News: Why do women elect C/S?

May 1, 2008

While about half of first-time mothers requesting elective cesarean section have a clinically significant fear of childbirth, the other half just have more negative expectations of a vaginal delivery.

While about half of first-time mothers requesting elective cesarean section have a clinically significant fear of childbirth, the other half just have more negative expectations of a vaginal delivery, underscoring the need for better prenatal counseling and support, say the authors of a small group-comparison cohort study from Sweden.

Researchers included 496 first-time mothers who were 37 to 39 weeks' pregnant and followed them until 3 months postpartum. They found that only 43.4% of the women requesting a C/S scored above 84 on the Wijma Delivery Expectancy/Experience Questionnaire, which is the cutoff for a clinically significant fear of childbirth, versus 13.2% of a group of women expecting a vaginal delivery, and 6% of a group of women expecting a vaginal delivery but receiving a C/S due to a breech presentation.

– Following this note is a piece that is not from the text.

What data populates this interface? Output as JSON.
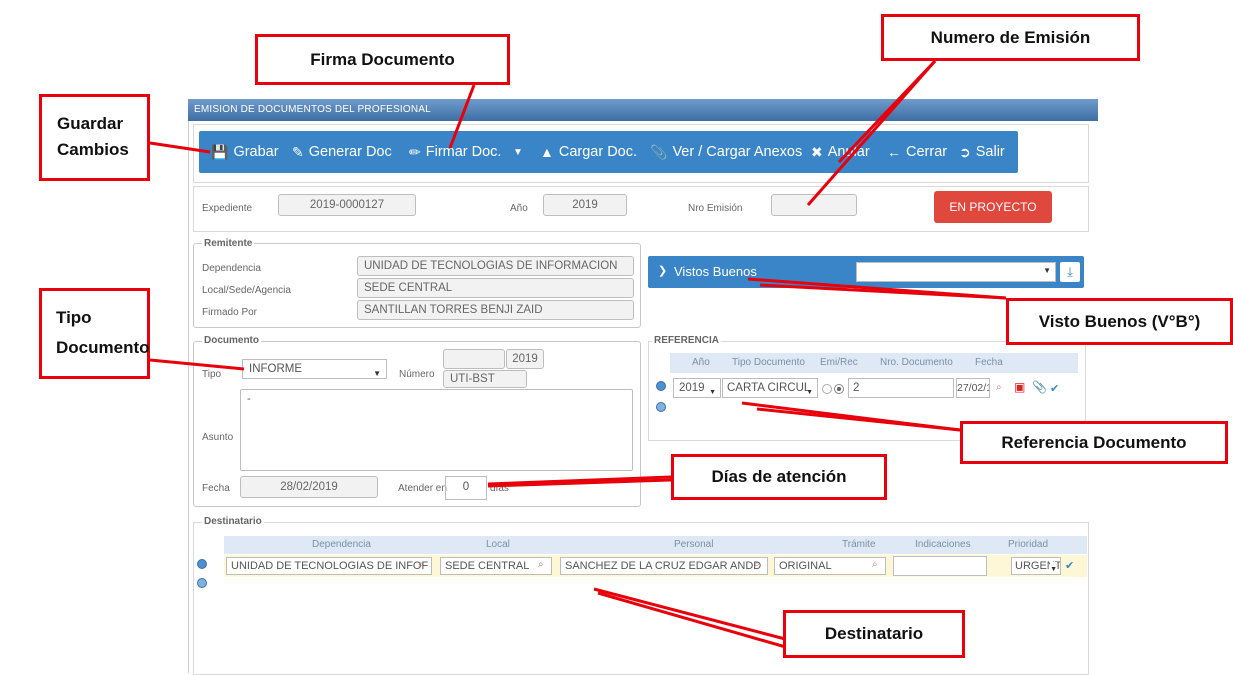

Interestingly, the women in the two groups anticipating a vaginal delivery, but having an emergency C/S or assisted vaginal delivery, had a more negative experience of childbirth (P<.001), underscoring the need for better postnatal support.